**RECORDS FOR THE TASK:**
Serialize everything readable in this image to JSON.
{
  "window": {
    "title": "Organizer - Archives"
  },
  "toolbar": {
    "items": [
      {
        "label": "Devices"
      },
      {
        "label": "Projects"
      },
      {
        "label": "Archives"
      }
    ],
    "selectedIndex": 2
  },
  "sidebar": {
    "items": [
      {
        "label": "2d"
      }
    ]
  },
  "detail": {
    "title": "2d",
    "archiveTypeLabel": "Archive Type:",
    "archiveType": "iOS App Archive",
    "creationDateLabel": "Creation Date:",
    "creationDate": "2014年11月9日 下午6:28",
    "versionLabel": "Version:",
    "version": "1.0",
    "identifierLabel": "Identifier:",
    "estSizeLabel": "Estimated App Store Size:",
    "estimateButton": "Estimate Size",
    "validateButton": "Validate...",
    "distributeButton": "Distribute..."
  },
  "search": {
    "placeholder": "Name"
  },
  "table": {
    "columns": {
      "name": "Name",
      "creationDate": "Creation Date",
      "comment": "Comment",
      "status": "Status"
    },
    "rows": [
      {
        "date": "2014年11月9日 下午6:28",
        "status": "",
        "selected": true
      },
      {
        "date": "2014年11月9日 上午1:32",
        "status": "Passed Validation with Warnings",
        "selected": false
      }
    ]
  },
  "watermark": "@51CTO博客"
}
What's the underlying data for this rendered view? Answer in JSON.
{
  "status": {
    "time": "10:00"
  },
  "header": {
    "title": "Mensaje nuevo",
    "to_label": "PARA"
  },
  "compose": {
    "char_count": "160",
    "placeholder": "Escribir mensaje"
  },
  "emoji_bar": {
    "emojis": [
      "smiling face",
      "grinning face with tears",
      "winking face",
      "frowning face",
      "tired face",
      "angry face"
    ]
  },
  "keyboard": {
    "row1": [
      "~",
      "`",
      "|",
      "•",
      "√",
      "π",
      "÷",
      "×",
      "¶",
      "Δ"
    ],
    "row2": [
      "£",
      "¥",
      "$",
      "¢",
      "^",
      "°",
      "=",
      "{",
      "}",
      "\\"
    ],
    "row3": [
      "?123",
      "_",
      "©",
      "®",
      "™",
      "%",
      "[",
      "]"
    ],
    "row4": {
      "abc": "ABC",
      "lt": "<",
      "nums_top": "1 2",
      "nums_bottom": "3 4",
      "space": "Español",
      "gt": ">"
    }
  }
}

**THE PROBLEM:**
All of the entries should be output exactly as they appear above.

**SOLUTION BELOW:**
Serialize everything readable in this image to JSON.
{
  "window": {
    "title": "Organizer - Archives"
  },
  "toolbar": {
    "items": [
      {
        "label": "Devices"
      },
      {
        "label": "Projects"
      },
      {
        "label": "Archives"
      }
    ],
    "selectedIndex": 2
  },
  "sidebar": {
    "items": [
      {
        "label": "2d"
      }
    ]
  },
  "detail": {
    "title": "2d",
    "archiveTypeLabel": "Archive Type:",
    "archiveType": "iOS App Archive",
    "creationDateLabel": "Creation Date:",
    "creationDate": "2014年11月9日 下午6:28",
    "versionLabel": "Version:",
    "version": "1.0",
    "identifierLabel": "Identifier:",
    "estSizeLabel": "Estimated App Store Size:",
    "estimateButton": "Estimate Size",
    "validateButton": "Validate...",
    "distributeButton": "Distribute..."
  },
  "search": {
    "placeholder": "Name"
  },
  "table": {
    "columns": {
      "name": "Name",
      "creationDate": "Creation Date",
      "comment": "Comment",
      "status": "Status"
    },
    "rows": [
      {
        "date": "2014年11月9日 下午6:28",
        "status": "",
        "selected": true
      },
      {
        "date": "2014年11月9日 上午1:32",
        "status": "Passed Validation with Warnings",
        "selected": false
      }
    ]
  },
  "watermark": "@51CTO博客"
}
What's the underlying data for this rendered view? Answer in JSON.
{
  "status": {
    "time": "10:00"
  },
  "header": {
    "title": "Mensaje nuevo",
    "to_label": "PARA"
  },
  "compose": {
    "char_count": "160",
    "placeholder": "Escribir mensaje"
  },
  "emoji_bar": {
    "emojis": [
      "smiling face",
      "grinning face with tears",
      "winking face",
      "frowning face",
      "tired face",
      "angry face"
    ]
  },
  "keyboard": {
    "row1": [
      "~",
      "`",
      "|",
      "•",
      "√",
      "π",
      "÷",
      "×",
      "¶",
      "Δ"
    ],
    "row2": [
      "£",
      "¥",
      "$",
      "¢",
      "^",
      "°",
      "=",
      "{",
      "}",
      "\\"
    ],
    "row3": [
      "?123",
      "_",
      "©",
      "®",
      "™",
      "%",
      "[",
      "]"
    ],
    "row4": {
      "abc": "ABC",
      "lt": "<",
      "nums_top": "1 2",
      "nums_bottom": "3 4",
      "space": "Español",
      "gt": ">"
    }
  }
}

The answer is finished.